Somewhere along the way blogging moved from a date oriented format to a title oriented format, and I honestly think that with the change blogging stopped. For me the change occurred when I moved my blog from Weblogger.com to Wordpress.com, which emphasizes the title oriented format. Dave Winer attributes the change to Google Reader, which forced RSS items to have titles.
If you go back and look at the version of my blog on EditThisPage.com you will see that the "title" for each page is a date. In the beginning, blogging was literally a daily log of items one found on the Internet which you either wanted to share with others or store for later retrieval. Along with a link to another web page, you may find a sentence or two about the link, perhaps an comment about why one found the item worth reading.
The creation of my own stream type blog in Fargo made me recall how I used to write back then, and how similar it was to the sharing that occurs on Twitter, Facebook, and Google Plus, but with the benefit of being stored on a server in your control.

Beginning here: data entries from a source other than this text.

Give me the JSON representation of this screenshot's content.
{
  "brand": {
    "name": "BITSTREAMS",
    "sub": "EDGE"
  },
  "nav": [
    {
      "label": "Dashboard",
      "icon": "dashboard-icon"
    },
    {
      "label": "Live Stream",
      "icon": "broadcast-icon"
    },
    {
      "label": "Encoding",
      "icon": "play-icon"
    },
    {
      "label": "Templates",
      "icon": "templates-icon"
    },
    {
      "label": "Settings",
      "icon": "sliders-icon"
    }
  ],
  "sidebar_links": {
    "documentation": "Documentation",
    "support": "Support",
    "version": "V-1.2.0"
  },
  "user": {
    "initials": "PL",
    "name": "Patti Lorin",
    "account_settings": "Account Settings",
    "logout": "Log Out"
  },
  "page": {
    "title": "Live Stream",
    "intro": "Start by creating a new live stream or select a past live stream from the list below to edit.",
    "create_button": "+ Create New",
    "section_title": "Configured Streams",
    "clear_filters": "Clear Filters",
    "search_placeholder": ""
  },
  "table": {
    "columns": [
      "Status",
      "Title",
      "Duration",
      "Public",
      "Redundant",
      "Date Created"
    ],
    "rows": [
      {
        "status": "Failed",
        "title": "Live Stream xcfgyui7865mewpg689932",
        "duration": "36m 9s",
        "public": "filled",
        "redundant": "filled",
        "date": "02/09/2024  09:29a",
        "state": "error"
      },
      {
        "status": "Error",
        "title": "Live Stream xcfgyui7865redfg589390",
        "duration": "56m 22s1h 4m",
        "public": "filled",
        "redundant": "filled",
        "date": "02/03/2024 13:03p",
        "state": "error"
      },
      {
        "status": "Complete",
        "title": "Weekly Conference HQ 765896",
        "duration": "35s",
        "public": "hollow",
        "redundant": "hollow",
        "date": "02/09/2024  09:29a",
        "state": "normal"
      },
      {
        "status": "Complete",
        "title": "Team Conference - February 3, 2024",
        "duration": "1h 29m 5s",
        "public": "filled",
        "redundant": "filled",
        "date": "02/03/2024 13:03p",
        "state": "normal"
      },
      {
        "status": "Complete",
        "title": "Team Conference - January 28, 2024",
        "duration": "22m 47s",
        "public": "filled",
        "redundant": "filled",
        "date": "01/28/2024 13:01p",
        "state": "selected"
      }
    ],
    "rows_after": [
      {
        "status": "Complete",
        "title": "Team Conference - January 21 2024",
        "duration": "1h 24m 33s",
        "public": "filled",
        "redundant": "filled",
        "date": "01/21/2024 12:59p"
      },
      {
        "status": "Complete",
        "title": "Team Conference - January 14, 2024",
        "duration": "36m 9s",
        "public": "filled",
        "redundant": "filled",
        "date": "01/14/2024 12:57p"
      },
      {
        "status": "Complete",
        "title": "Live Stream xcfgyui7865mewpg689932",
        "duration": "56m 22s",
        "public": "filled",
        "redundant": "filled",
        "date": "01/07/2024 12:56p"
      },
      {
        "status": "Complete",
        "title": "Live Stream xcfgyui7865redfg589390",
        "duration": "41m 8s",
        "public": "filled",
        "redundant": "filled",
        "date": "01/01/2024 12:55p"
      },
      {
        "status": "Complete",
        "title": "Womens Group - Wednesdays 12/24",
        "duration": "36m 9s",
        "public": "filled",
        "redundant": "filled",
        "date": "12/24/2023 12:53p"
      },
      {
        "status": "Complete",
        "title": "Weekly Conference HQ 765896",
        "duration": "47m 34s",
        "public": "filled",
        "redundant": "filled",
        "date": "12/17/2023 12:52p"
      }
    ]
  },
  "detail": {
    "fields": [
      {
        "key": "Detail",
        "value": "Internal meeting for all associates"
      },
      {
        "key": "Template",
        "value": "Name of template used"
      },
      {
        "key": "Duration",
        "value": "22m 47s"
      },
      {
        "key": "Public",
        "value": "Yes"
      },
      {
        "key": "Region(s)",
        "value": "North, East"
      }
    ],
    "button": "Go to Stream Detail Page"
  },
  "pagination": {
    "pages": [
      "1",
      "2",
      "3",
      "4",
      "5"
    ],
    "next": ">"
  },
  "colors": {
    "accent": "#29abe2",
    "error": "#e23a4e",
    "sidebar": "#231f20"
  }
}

So, I am happy to say I am now blogging again, on my new Webnotes site, but there is still room for stories (or articles) or essays and for that I have a few other sites, a few of which are dedicated to a specific topic. I've also redirected frankmcpherson.com to point to the Webnotes site as my primary location on the Internet, previously I had it pointing to my Google Plus profile.